The event, billed as “Candidate Speed Dating,” was an opportunity for the public to meet the candidates, said CSI political science Associate Professor Perri Gardner, who organized the event.
The most frequently asked question at the event concerned the staggering growth of Twin Falls in recent years and the subsequent need for affordable housing in the city.
Craig Kelley, vice chairman of the city Planning and Zoning Commission, said he fears the scales that balance the area’s agricultural base with its natural resources have already tipped toward the inability to sustain such growth.
Kelley, a merchandiser of dry edible beans and rice with Trinidad Benham Corp., is running for Seat 1 on the City Council against Tara Rueda, Jason Brown, Patrick Patterson and James Piersol.
Spencer Cutler, who is running for Seat 5 against Mike Allred, Liyah Babayan and Hannah Cameron, agrees with Kelley.
“Natives here are concerned about housing, developers and the growth of the city,” Cutler told the Times-News. “They’re concerned about the availability and cost of housing and the costs of (city) services.”
Piersol, a military veteran and self-described Christian, says the city is too involved in what he called “family responsibilities” and he wants to see the City Council stick to basic city services — such as police and fire departments.
But he also says the city needs to do something to stop abortion.
“I’d say there were two main things that prompted my interest in running for city council,” Piersol wrote on his campaign Facebook page, “those being how we as a city handled the lockdown last year and also how we as a city refused to end Abortion when an ordinance to protect our unborn neighbors was shut down and the city council decided to not move it to a vote.”
Babayan addressed the importance of preserving the town’s historic buildings.
“The buildings are our stories,” she said. “If they’re destroyed, we can’t bring them back.”
Cameron, a geography teacher at Jerome Middle School, told the Times-News she sees a need for strong leadership in the city government.
“My heart is set on making good public policy and to bring in more opportunities to promote economic development,” she said.

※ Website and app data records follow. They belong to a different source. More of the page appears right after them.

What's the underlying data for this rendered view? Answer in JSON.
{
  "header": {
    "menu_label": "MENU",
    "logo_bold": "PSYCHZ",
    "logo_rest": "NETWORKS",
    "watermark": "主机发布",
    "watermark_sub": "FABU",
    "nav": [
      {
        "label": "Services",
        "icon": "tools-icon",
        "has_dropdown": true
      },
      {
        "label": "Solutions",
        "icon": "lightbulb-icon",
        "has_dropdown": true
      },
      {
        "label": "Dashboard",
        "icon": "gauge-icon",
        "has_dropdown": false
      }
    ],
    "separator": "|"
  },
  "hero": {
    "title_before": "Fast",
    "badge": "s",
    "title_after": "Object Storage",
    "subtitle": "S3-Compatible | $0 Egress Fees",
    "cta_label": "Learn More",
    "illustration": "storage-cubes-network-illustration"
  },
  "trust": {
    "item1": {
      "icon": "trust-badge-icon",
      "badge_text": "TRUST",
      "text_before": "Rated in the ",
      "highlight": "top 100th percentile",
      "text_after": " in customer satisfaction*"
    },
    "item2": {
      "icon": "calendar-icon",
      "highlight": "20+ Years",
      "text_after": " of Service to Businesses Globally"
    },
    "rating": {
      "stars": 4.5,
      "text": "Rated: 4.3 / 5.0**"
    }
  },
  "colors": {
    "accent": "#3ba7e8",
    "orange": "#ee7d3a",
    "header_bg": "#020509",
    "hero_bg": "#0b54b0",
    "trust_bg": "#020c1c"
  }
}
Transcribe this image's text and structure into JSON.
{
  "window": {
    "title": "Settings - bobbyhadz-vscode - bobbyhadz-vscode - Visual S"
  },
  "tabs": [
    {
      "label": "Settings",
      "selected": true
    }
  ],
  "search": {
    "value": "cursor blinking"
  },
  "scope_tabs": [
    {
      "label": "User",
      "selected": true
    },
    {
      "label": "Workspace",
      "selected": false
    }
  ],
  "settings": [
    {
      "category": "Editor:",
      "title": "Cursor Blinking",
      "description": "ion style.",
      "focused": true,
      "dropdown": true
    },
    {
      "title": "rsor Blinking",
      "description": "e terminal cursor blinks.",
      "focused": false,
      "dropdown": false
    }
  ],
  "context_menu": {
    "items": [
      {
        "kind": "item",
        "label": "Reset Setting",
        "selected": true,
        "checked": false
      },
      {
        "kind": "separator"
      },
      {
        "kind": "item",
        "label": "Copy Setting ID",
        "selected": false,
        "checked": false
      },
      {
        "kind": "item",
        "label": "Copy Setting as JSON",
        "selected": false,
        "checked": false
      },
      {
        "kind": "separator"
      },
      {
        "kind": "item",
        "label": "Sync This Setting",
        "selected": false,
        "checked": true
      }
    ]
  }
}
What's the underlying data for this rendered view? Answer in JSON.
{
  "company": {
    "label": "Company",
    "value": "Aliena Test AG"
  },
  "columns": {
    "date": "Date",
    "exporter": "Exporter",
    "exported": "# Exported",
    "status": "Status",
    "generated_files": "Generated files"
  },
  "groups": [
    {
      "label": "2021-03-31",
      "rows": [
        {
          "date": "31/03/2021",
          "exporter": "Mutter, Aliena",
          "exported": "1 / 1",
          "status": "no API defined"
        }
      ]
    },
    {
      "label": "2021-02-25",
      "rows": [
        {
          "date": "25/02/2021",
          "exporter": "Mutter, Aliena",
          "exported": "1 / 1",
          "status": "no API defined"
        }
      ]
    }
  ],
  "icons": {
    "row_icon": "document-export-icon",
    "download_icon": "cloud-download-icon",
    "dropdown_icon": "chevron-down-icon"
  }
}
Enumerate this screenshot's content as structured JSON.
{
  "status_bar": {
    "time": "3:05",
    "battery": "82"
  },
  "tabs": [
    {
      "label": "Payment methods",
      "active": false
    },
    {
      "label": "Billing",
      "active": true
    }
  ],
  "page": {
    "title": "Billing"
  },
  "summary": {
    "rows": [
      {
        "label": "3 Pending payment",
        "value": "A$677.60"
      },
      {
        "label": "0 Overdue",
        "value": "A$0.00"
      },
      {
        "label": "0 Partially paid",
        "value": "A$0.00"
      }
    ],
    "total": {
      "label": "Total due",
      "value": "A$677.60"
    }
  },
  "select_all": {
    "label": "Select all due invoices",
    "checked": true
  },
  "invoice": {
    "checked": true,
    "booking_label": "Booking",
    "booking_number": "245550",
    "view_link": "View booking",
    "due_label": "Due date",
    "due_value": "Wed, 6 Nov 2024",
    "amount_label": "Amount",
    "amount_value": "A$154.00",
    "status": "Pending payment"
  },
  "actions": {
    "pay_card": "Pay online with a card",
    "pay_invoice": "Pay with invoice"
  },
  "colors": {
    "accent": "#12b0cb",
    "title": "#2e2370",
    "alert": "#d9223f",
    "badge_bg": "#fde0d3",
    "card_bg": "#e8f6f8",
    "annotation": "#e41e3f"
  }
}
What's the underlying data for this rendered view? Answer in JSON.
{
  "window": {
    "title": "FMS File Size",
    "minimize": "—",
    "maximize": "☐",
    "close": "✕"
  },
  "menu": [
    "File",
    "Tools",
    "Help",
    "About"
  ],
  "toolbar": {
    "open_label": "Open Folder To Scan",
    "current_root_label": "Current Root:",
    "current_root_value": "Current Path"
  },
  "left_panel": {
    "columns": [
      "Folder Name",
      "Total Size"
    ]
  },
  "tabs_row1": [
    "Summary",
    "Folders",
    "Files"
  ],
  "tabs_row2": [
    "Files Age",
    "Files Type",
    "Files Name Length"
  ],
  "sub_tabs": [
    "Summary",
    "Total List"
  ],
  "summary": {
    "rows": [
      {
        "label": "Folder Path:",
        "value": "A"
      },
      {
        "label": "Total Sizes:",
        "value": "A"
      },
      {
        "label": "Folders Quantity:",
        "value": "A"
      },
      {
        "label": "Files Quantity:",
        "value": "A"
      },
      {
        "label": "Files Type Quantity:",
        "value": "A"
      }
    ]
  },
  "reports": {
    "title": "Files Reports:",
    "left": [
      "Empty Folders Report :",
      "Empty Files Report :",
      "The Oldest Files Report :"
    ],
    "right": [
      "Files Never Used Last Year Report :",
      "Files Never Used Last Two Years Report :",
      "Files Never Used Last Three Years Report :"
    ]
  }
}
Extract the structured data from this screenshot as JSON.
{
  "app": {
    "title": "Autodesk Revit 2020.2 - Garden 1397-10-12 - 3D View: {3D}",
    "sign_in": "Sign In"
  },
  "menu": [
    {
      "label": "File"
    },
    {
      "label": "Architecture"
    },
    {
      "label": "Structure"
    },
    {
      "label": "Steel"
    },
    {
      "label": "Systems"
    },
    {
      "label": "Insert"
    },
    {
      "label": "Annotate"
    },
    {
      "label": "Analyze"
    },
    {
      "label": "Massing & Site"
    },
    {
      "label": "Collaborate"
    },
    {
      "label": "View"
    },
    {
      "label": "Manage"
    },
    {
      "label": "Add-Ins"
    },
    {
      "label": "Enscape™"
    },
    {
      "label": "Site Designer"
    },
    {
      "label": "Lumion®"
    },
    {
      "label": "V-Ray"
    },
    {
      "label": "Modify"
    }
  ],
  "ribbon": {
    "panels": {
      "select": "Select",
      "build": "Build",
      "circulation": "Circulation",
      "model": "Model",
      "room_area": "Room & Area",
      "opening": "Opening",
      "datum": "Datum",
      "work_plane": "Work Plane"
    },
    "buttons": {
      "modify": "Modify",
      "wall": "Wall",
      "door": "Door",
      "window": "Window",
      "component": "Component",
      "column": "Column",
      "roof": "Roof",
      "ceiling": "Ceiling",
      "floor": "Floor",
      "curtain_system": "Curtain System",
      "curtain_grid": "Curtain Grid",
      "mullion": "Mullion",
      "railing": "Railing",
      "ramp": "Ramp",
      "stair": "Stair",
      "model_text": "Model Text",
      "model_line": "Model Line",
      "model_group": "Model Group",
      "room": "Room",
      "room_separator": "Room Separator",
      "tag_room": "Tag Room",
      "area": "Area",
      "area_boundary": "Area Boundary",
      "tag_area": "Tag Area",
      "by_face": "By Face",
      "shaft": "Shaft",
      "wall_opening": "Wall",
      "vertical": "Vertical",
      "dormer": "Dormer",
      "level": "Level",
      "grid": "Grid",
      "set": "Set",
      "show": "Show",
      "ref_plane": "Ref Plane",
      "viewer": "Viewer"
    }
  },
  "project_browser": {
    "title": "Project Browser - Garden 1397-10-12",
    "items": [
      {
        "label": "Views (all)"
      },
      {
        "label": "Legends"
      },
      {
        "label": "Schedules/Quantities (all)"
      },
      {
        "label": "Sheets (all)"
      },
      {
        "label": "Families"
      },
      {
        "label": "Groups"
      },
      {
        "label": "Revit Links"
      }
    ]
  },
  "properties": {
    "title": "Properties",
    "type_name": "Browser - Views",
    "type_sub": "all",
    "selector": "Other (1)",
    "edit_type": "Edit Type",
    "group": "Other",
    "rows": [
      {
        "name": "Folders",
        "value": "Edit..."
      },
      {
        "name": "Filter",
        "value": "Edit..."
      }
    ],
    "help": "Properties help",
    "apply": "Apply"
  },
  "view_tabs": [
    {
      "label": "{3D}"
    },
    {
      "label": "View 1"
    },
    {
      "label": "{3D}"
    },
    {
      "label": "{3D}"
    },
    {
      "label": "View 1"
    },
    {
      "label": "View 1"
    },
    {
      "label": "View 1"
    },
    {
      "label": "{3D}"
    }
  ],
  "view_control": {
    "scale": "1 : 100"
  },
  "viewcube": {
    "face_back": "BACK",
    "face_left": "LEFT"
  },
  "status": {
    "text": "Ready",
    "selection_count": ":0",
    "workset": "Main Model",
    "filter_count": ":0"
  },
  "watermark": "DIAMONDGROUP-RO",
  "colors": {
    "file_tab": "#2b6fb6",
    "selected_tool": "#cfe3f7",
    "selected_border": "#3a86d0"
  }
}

Cameron said many had asked about how she feels about the COVID-19 vaccine and mask mandates. Although she thinks the question is not pertinent to the City Council, she had no problem answering, saying she believes people have a right to know how a candidate feels about certain things.
“I think (masks and vaccines are) a personal choice,” she said.
Election Day is Nov. 2. Sample ballots are available at twinfallscounty.org/election/sample_ballots. Voters should note that uncontested seats will not appear on the ballot.